GARD – the future of sensitization testing and safety assessment of chemicals using a genomic-based platform

BACKGROUND Genomic Allergen Rapid Detection, GARD, is an in vitro test developed for the prediction of sensitizing chemicals. It is based on differential expression of disease-associated genomic biomarkers in a human myeloid dendritic cell line. Here, we describe the development, scientific validation, applications and the current state of the GARD platform. The scientific rationale behind […]

BACKGROUND
Genomic Allergen Rapid Detection, GARD, is an in vitro test developed for the prediction of sensitizing chemicals. It is based on differential expression of disease-associated genomic biomarkers in a human myeloid dendritic cell line.
Here, we describe the development, scientific validation, applications and the current state of the GARD platform. The scientific rationale behind the use of genomic biomarker signatures are detailed, linked to the AOP in a biological context, and to advantages realized through multivariate computational prediction models in a technological context.

RESUME
The GARD assay is elastic, it can be used for several applications. Today, two are developed:

GARDskin
– Hazard identification of skin sensitizers
– Accuracy: ~90%
– Initiated ECVAM validation (OECD TGP no. 4.106)

GARDair
– Hazard identification of respiratory sensitizers
– Accuracy: ~85%

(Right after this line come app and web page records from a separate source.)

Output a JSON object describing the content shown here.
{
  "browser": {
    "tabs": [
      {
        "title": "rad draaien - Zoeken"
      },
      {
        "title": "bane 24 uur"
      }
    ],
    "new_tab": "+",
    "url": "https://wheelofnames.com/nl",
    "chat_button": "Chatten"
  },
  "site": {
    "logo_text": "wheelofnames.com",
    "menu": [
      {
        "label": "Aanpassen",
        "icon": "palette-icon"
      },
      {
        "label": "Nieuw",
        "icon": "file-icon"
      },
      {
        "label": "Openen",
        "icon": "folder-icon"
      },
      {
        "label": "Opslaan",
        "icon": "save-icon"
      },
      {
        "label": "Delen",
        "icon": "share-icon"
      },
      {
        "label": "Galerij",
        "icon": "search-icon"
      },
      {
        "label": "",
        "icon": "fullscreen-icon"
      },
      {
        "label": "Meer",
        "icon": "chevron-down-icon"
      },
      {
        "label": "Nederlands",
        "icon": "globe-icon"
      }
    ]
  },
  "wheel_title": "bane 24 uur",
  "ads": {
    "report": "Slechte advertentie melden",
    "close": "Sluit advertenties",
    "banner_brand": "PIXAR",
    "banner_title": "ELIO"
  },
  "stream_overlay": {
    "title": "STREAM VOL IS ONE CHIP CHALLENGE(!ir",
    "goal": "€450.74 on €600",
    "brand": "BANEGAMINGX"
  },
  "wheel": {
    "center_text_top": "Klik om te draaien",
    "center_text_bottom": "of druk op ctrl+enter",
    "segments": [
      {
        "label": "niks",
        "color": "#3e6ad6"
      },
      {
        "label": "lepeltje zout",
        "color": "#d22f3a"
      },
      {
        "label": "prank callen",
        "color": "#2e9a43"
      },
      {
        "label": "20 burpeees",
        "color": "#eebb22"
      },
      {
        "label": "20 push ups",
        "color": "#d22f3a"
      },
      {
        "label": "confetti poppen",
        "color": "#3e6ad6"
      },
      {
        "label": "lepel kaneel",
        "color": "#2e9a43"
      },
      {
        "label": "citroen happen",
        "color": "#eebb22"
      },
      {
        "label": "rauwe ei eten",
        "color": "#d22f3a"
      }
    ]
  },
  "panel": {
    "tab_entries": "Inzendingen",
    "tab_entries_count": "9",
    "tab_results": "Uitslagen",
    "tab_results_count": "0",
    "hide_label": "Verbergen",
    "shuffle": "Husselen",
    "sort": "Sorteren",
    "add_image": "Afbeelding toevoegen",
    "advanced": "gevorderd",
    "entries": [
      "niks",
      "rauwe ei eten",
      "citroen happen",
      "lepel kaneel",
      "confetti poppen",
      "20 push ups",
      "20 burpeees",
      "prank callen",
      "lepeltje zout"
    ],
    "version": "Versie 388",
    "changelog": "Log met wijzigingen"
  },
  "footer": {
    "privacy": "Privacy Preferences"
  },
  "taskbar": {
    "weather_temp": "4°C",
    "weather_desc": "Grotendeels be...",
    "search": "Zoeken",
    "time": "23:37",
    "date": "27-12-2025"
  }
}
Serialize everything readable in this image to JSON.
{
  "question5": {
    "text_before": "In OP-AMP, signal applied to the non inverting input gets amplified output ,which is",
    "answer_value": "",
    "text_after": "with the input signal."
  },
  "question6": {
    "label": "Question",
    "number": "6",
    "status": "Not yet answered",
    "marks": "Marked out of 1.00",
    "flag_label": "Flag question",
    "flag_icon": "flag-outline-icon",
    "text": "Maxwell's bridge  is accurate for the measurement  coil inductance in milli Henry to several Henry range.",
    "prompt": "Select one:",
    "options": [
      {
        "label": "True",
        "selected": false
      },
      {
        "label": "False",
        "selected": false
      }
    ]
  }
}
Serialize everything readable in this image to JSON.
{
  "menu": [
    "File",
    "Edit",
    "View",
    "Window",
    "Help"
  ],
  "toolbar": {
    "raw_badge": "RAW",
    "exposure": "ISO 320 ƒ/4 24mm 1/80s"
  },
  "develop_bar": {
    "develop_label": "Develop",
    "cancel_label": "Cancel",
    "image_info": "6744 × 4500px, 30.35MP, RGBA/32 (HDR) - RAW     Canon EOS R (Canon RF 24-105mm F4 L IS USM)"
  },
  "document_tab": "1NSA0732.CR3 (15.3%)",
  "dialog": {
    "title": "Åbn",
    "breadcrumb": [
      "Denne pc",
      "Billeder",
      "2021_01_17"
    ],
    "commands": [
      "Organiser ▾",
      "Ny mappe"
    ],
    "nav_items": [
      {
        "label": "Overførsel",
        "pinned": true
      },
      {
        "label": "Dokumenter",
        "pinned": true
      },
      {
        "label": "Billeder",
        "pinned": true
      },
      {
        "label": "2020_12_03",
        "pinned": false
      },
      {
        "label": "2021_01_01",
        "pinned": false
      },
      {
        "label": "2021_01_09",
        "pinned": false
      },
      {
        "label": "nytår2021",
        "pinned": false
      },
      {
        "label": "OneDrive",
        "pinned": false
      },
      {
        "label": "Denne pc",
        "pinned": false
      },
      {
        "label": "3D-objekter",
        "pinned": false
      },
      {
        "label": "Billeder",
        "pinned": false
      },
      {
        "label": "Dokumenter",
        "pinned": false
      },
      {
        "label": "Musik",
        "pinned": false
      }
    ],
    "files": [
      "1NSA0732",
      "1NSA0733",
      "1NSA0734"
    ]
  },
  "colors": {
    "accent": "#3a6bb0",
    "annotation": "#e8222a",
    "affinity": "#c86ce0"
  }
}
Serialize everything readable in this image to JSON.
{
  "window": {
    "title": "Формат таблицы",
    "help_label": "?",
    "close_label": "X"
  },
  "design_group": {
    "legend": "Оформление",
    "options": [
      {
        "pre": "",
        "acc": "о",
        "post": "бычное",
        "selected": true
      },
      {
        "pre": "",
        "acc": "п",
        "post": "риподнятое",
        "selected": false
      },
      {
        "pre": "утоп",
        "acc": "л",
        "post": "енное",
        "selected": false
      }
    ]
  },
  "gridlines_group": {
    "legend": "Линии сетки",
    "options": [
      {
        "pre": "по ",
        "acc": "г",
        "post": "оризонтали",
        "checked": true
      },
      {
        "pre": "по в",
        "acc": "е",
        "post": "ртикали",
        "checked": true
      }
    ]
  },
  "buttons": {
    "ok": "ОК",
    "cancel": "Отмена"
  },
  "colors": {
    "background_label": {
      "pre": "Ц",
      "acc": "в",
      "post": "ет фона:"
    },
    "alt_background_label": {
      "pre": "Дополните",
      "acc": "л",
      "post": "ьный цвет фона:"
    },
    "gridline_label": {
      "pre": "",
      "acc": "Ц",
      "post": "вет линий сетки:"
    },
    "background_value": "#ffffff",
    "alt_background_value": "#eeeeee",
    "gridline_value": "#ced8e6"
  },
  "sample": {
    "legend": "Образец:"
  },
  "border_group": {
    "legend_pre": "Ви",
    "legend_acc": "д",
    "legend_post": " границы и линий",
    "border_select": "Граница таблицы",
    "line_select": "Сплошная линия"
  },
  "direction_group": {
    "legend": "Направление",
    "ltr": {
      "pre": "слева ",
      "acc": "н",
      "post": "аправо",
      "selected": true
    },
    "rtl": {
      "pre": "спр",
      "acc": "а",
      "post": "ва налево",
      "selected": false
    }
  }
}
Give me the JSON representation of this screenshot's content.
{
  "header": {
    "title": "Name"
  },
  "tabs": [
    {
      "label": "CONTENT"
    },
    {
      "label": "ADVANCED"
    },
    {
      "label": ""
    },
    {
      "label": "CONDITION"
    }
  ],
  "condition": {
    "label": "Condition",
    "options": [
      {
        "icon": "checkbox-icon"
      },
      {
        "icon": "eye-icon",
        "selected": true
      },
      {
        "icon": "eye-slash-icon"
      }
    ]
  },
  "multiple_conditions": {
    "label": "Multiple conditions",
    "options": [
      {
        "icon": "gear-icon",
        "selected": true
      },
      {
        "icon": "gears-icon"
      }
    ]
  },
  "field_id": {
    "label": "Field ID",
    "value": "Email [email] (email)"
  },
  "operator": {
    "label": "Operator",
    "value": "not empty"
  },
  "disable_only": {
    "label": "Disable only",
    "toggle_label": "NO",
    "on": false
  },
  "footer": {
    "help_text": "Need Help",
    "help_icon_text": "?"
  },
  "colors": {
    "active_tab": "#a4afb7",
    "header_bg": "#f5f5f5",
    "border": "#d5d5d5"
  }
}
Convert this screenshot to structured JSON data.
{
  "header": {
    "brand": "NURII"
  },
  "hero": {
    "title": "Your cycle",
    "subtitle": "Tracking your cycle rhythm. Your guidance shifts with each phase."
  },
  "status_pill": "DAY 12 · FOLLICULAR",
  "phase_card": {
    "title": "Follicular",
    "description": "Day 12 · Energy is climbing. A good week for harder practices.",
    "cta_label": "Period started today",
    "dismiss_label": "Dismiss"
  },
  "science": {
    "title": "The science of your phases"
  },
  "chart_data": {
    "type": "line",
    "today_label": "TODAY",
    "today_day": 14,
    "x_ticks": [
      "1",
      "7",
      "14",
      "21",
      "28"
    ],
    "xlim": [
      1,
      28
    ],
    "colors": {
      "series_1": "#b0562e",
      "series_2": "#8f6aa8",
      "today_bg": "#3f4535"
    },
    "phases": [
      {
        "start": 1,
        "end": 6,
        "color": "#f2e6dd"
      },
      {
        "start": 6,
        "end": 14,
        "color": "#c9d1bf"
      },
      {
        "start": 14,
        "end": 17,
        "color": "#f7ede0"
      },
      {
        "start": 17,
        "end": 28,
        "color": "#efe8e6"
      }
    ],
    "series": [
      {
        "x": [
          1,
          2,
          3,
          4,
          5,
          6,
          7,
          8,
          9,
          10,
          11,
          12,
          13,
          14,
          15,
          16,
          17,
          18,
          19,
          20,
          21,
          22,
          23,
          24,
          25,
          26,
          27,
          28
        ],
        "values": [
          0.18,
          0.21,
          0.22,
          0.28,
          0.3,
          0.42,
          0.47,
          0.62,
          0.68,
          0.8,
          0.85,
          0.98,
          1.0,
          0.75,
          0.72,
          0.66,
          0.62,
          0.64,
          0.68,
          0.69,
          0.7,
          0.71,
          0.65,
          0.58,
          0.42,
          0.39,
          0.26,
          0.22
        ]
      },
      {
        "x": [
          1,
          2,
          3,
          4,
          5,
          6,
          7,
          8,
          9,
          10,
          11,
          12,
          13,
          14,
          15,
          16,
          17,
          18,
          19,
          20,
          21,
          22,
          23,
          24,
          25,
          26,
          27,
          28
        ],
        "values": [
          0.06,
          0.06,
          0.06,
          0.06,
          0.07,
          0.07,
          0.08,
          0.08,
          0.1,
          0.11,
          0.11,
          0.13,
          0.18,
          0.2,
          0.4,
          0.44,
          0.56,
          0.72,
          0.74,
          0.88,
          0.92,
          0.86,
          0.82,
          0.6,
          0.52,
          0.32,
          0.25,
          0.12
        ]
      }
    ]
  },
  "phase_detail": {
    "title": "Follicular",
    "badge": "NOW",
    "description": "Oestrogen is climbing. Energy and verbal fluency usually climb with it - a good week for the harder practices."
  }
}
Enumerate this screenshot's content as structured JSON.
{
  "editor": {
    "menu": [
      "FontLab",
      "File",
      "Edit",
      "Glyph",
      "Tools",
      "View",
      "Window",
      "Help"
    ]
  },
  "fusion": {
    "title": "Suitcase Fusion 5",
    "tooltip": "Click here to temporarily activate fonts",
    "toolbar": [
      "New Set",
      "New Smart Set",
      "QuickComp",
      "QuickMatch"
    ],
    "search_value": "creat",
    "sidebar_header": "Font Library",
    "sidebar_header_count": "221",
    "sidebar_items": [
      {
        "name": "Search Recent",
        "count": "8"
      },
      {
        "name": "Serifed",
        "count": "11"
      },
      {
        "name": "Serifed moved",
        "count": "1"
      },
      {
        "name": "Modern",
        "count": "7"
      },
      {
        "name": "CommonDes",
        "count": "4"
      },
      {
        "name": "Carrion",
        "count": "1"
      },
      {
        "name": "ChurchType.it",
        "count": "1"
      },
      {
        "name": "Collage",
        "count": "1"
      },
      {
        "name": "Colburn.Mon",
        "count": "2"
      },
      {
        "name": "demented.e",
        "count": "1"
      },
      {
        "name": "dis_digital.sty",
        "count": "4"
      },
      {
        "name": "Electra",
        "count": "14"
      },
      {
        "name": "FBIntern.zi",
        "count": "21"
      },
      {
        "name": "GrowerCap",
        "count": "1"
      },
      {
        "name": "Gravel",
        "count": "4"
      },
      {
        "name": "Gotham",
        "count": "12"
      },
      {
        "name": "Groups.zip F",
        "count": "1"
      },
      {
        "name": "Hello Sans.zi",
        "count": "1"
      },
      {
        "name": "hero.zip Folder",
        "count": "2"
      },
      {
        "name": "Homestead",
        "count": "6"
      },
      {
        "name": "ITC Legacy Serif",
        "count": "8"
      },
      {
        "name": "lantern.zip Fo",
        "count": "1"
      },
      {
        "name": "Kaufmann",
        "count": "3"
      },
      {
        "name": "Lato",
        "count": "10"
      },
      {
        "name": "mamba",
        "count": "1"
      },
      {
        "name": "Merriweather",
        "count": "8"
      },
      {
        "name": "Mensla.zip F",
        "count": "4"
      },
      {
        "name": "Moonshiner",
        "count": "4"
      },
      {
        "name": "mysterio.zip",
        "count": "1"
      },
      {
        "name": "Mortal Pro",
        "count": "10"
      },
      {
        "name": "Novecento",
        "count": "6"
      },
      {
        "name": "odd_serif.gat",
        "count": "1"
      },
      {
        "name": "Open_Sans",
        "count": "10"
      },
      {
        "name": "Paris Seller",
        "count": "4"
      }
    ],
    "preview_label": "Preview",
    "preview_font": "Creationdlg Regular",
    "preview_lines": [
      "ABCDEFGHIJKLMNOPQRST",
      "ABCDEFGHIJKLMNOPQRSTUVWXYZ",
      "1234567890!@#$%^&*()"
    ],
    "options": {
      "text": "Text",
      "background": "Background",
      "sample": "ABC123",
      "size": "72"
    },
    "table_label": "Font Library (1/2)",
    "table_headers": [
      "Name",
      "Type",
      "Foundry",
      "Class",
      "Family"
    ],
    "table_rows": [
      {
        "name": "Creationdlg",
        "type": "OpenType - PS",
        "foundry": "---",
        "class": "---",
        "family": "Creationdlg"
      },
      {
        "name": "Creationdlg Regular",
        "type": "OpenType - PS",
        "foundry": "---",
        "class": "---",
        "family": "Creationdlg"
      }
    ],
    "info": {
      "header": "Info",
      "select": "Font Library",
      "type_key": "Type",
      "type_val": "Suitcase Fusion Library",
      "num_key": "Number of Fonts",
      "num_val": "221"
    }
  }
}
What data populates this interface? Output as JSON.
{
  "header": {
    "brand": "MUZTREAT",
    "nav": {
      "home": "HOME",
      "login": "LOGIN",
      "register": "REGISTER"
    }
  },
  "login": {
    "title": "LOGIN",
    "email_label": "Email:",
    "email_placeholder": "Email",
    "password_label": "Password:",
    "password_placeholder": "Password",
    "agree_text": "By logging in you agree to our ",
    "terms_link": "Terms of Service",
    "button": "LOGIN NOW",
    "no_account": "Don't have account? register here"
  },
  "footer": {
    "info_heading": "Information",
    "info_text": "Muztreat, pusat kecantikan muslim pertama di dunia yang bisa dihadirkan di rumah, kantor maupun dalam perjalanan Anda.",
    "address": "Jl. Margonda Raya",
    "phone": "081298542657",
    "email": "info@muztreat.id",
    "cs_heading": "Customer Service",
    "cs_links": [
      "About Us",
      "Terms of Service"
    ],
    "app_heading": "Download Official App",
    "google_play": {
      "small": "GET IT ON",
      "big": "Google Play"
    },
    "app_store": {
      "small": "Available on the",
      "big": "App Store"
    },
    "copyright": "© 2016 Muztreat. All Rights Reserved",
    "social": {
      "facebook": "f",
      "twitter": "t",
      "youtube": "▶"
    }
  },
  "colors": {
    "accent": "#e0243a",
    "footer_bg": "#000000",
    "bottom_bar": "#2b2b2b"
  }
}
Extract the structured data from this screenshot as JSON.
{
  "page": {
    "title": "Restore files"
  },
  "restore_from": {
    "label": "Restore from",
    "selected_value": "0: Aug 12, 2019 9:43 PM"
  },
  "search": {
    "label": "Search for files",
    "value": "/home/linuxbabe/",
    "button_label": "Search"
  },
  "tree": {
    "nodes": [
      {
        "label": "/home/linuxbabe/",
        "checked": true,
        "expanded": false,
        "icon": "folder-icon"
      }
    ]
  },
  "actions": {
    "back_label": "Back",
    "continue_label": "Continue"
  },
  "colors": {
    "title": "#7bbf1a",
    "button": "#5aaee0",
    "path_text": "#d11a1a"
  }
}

GARD–the future of sensitization testing and safety assessment of chemicals, using a genomics-based platform_Eurotox 2016_p